Rise in attacks on teachers put down to repeat offenders

Figures showing a threefold rise in reported assaults on Borders teachers by pupils have been blamed on a statistical anomaly.

Thursday, 18th January 2018, 8:47 am
Updated Thursday, 18th January 2018, 8:57 am
John Lamont (Scottish Conservative) Duns election hustings.

A freedom of information request brought to light that there were 79 attacks on teachers reported in the last academic year, compared with 25 in 2015-16.

The council responded that the reason the figure was so low for 2015-16 wasn’t because of fewer assaults taking place but “due to a reduction overall in incidents reported”.

Borders MP John Lamont, pictured below, said any attacks on teachers are unnacceptable.

He told us: “It’s important to recognise that these are a relatively small number of instances.

“However, teachers should not be subjected to any form of assault at school.

“It just simply should not be happening.

“What is equally as concerning is that teachers felt unable to report incidents in 2015 for some reason.

“It’s important to make sure teachers feel empowered to tackle this type of behaviour, and it should remain the case that headteachers can expel pupils where necessary.

“However, we also need to look at the root causes for behaviour like this.”

A Scottish Borders Council spokesperson told the Southern: “Some of the increase is down to repeat incidents involving the same pupils and teachers.

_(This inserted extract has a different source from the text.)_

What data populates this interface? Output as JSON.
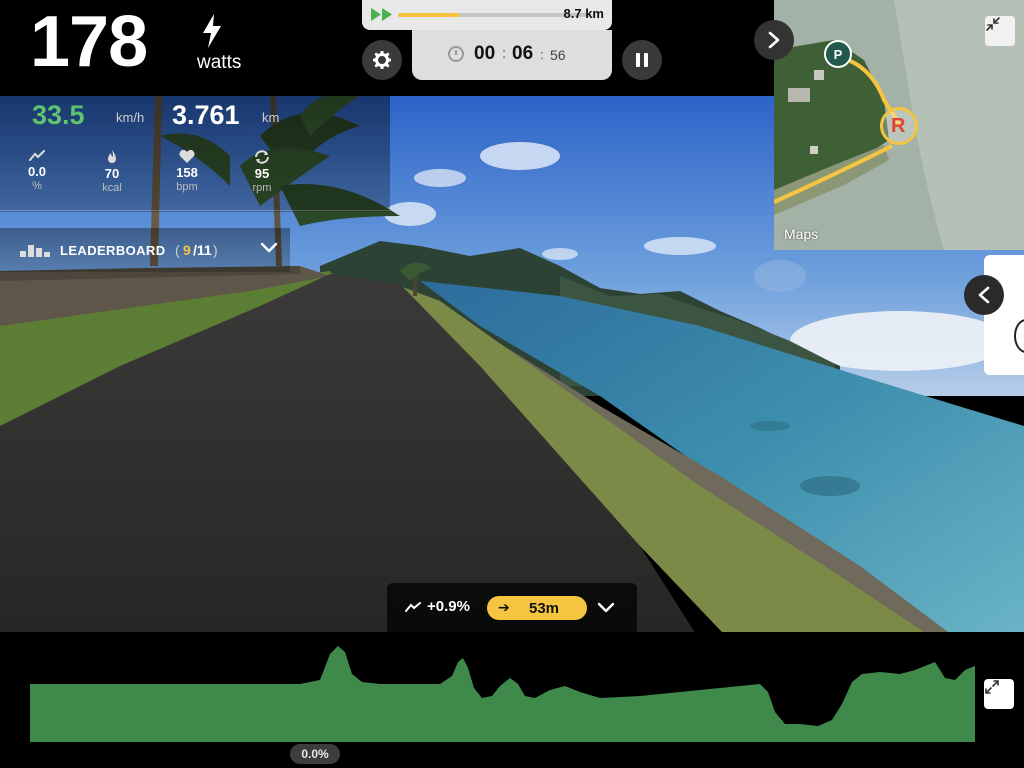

“In these instances, the council has taken steps to ensure that the necessary support is in place.”

The spokesperson addded that the council is confident that there was not a significant increase in the actual number of teachers being assaulted from year to year, and that in the case of repeat offenders, it looks to ensure that its “educational provision is appropriate” and “put in place alternative arrangements or specialist support”.

Mr Lamont added: “One measure which should be considered by the Scottish Government is centrally-funding school-based counselling, as is provided to pupils in Wales and Northern Ireland.

“Measures like that would go some way to helping support pupils and tackle this disruptive behaviour.”